A large part of what makes Johnson so important to the ecosystem of the show is McLendon-Covey's performance. She plays Johnson's vanity and shocking irresponsibility with a deadpan cheeriness that feels hilariously at odds with what she's actually saying. In the season 5 episode "Baghdad 911," she speaks to a group of teens in a "scared straight" program about the dangers of drunk driving. Sorry, it's actually the dangers of "driving drunk, comma, without knowing how to do it properly." McLendon-Covey delivers the unhinged monologue about Johnson's skills as an impaired driver with the cadence of that aunt you see at the holidays who always forcefully gives you questionable advice.

Johnson doesn't always get as many moments for wild slapstick or easily quotable punchlines, but her presence on the show has always been strong, and when she was gone, it felt like something was missing.

Quibi got it right with Jeffy

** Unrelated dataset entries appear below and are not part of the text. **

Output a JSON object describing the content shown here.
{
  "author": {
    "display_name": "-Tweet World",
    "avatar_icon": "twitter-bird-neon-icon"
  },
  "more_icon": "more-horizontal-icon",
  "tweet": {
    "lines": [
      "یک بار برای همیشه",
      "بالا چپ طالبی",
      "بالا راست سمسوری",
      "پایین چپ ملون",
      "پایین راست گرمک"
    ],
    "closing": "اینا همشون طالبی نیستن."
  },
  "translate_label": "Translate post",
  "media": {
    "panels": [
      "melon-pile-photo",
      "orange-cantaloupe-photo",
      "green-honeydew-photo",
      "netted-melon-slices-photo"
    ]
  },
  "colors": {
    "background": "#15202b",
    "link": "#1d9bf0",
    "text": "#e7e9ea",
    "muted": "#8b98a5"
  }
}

It can be difficult to successfully introduce a new character onto an established show. When Quibi re-launched Reno 911! by bringing the series back for a seventh season, the young streaming service took on that challenge. However, where many networks have failed the task by introducing characters that sucked all the air out of the room, Quibi succeeded by giving us Jeffy (Paul Walter Hauser).

Jeffy is an ineffectual and terminally bland private security officer (a.k.a. just some guy in a neon vest) who is hired to guard the door of the police station after a string of break-ins. The embarrassing fact that the police have to hire somebody else to protect their own precinct isn't lost on the other officers. That embarrassment is highlighted to a comical degree by just how unimposing Jeffy actually is. Nobody believes Jeffy could protect the police station from anything, and it only highlights how absurdly incompetent the Reno Sheriff's Department officers actually are.

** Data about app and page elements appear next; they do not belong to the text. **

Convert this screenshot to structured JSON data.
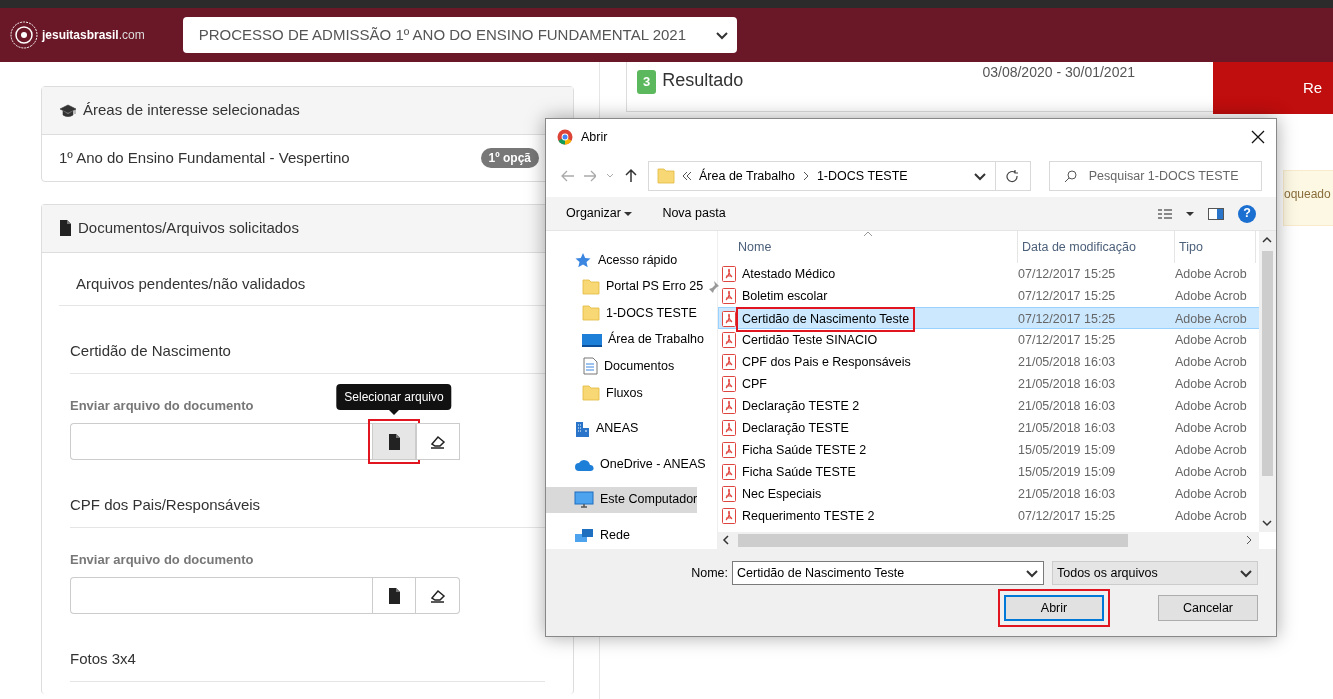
{
  "header": {
    "logo_text": "jesuitasbrasil",
    "logo_suffix": ".com",
    "process_select": "PROCESSO DE ADMISSÃO 1º ANO DO ENSINO FUNDAMENTAL 2021"
  },
  "interest_card": {
    "title": "Áreas de interesse selecionadas",
    "item": "1º Ano do Ensino Fundamental - Vespertino",
    "badge": "1º opçã"
  },
  "documents_card": {
    "title": "Documentos/Arquivos solicitados",
    "section": "Arquivos pendentes/não validados",
    "documents": [
      {
        "title": "Certidão de Nascimento",
        "upload_label": "Enviar arquivo do documento",
        "highlighted": true,
        "tooltip": "Selecionar arquivo"
      },
      {
        "title": "CPF dos Pais/Responsáveis",
        "upload_label": "Enviar arquivo do documento",
        "highlighted": false
      },
      {
        "title": "Fotos 3x4"
      }
    ]
  },
  "result_step": {
    "number": "3",
    "title": "Resultado",
    "dates": "03/08/2020 - 30/01/2021",
    "button": "Re",
    "alert": "oqueado"
  },
  "dialog": {
    "title": "Abrir",
    "path": [
      "Área de Trabalho",
      "1-DOCS TESTE"
    ],
    "search_placeholder": "Pesquisar 1-DOCS TESTE",
    "toolbar": [
      "Organizar",
      "Nova pasta"
    ],
    "help": "?",
    "nav": [
      {
        "label": "Acesso rápido",
        "kind": "star",
        "selected": false,
        "pinned": false
      },
      {
        "label": "Portal PS Erro 25",
        "kind": "folder",
        "selected": false,
        "pinned": true
      },
      {
        "label": "1-DOCS TESTE",
        "kind": "folder",
        "selected": false,
        "pinned": false
      },
      {
        "label": "Área de Trabalho",
        "kind": "desktop",
        "selected": false,
        "pinned": false
      },
      {
        "label": "Documentos",
        "kind": "document",
        "selected": false,
        "pinned": false
      },
      {
        "label": "Fluxos",
        "kind": "folder",
        "selected": false,
        "pinned": false
      },
      {
        "label": "ANEAS",
        "kind": "building",
        "selected": false,
        "pinned": false
      },
      {
        "label": "OneDrive - ANEAS",
        "kind": "cloud",
        "selected": false,
        "pinned": false
      },
      {
        "label": "Este Computador",
        "kind": "computer",
        "selected": true,
        "pinned": false
      },
      {
        "label": "Rede",
        "kind": "network",
        "selected": false,
        "pinned": false
      }
    ],
    "columns": [
      "Nome",
      "Data de modificação",
      "Tipo"
    ],
    "files": [
      {
        "name": "Atestado Médico",
        "date": "07/12/2017 15:25",
        "type": "Adobe Acrob",
        "selected": false,
        "highlighted": false
      },
      {
        "name": "Boletim escolar",
        "date": "07/12/2017 15:25",
        "type": "Adobe Acrob",
        "selected": false,
        "highlighted": false
      },
      {
        "name": "Certidão de Nascimento Teste",
        "date": "07/12/2017 15:25",
        "type": "Adobe Acrob",
        "selected": true,
        "highlighted": true
      },
      {
        "name": "Certidão Teste SINACIO",
        "date": "07/12/2017 15:25",
        "type": "Adobe Acrob",
        "selected": false,
        "highlighted": false
      },
      {
        "name": "CPF dos Pais e Responsáveis",
        "date": "21/05/2018 16:03",
        "type": "Adobe Acrob",
        "selected": false,
        "highlighted": false
      },
      {
        "name": "CPF",
        "date": "21/05/2018 16:03",
        "type": "Adobe Acrob",
        "selected": false,
        "highlighted": false
      },
      {
        "name": "Declaração TESTE 2",
        "date": "21/05/2018 16:03",
        "type": "Adobe Acrob",
        "selected": false,
        "highlighted": false
      },
      {
        "name": "Declaração TESTE",
        "date": "21/05/2018 16:03",
        "type": "Adobe Acrob",
        "selected": false,
        "highlighted": false
      },
      {
        "name": "Ficha Saúde TESTE 2",
        "date": "15/05/2019 15:09",
        "type": "Adobe Acrob",
        "selected": false,
        "highlighted": false
      },
      {
        "name": "Ficha Saúde TESTE",
        "date": "15/05/2019 15:09",
        "type": "Adobe Acrob",
        "selected": false,
        "highlighted": false
      },
      {
        "name": "Nec Especiais",
        "date": "21/05/2018 16:03",
        "type": "Adobe Acrob",
        "selected": false,
        "highlighted": false
      },
      {
        "name": "Requerimento TESTE 2",
        "date": "07/12/2017 15:25",
        "type": "Adobe Acrob",
        "selected": false,
        "highlighted": false
      }
    ],
    "name_label": "Nome:",
    "name_value": "Certidão de Nascimento Teste",
    "filter": "Todos os arquivos",
    "buttons": [
      {
        "label": "Abrir",
        "kind": "primary",
        "highlighted": true
      },
      {
        "label": "Cancelar",
        "kind": "secondary",
        "highlighted": false
      }
    ]
  }
}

Jeffy only makes a few appearances throughout season 7, but that's really all the show needs to let this new character bring a sense of freshness to the revival. He's like a subtle ingredient in a dish that that improves the overall flavor.

The Truckee River Killer has been with us since the beginning

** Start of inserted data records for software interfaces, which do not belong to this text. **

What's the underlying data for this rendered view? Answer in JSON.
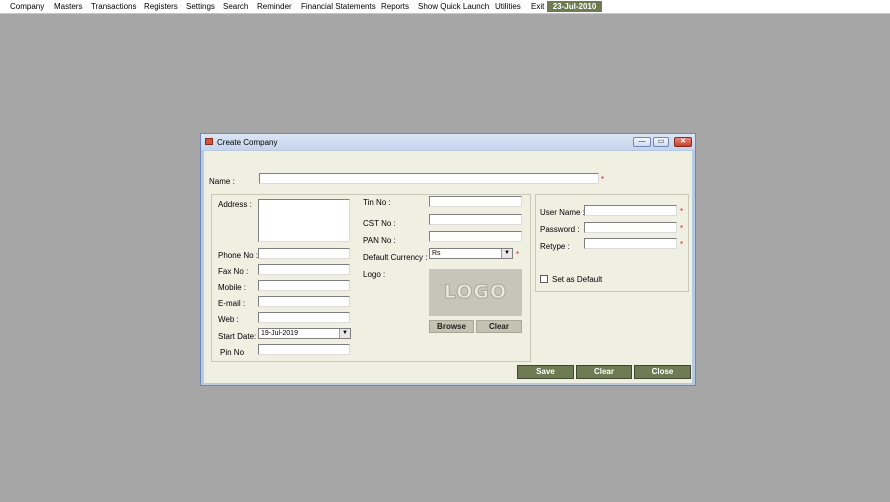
{
  "menu": {
    "items": [
      "Company",
      "Masters",
      "Transactions",
      "Registers",
      "Settings",
      "Search",
      "Reminder",
      "Financial Statements",
      "Reports",
      "Show Quick Launch",
      "Utilities",
      "Exit"
    ],
    "date": "23-Jul-2010"
  },
  "window": {
    "title": "Create Company",
    "controls": {
      "minimize": "—",
      "maximize": "▭",
      "close": "✕"
    }
  },
  "form": {
    "name_label": "Name :",
    "address_label": "Address :",
    "phone_label": "Phone No :",
    "fax_label": "Fax No :",
    "mobile_label": "Mobile :",
    "email_label": "E-mail :",
    "web_label": "Web :",
    "start_date_label": "Start Date:",
    "start_date_value": "19-Jul-2019",
    "pin_label": "Pin No",
    "tin_label": "Tin No :",
    "cst_label": "CST No :",
    "pan_label": "PAN No :",
    "currency_label": "Default Currency :",
    "currency_value": "Rs",
    "logo_label": "Logo :",
    "logo_placeholder": "LOGO",
    "browse_label": "Browse",
    "logo_clear_label": "Clear",
    "username_label": "User Name :",
    "password_label": "Password :",
    "retype_label": "Retype  :",
    "set_default_label": "Set as Default",
    "required_mark": "*"
  },
  "actions": {
    "save": "Save",
    "clear": "Clear",
    "close": "Close"
  },
  "colors": {
    "accent": "#6d7a52",
    "desktop": "#a6a6a6",
    "dialog_bg": "#efefe2",
    "required": "#e02020"
  },
  "icons": {
    "title": "app-icon",
    "dropdown": "chevron-down-icon"
  }
}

Other than our core crew of officers, there aren't very many other people who have had much longevity on Reno 911! For the most part, even the most beloved side characters really only appear in a handful of episodes, and don't have a clear storyline that carries on throughout the seasons. However, that isn't true of Craig Pullin (Kyle Dunnigan), a.k.a. Mr. Trudy Wiegel, a.k.a. the Truckee River Killer.

Craig is introduced in the first season as a love interest of Wiegel's. In many ways, the two are a perfect match, as Craig is also painfully socially awkward. It's not long before the other officers realize that her new boyfriend matches the description of an active serial killer. Ultimately, Craig is apprehended and given the death penalty for his crimes. Just before he's set to be executed, he and Wiegel get married through the glass of the chamber in which he's prepared for lethal injection.

Even after Craig is executed, he continues to make appearances on the show. In season 7, Wiegel goes to one of his crime scenes, where she meets him in spectral form. During their chat, he awkwardly informs her that, in the future, she'll try to cut her own bangs, but it won't go well. In the scene, like every scene he's in prior, Dunnigan brings all of Craig's peculiarities to life in a way that feels specific and special.

Reno 911! is an ensemble, and it's hard to call out any individual character over another. However, these particular oddballs add a little something extra to the show, even if they don't always get the love they deserve.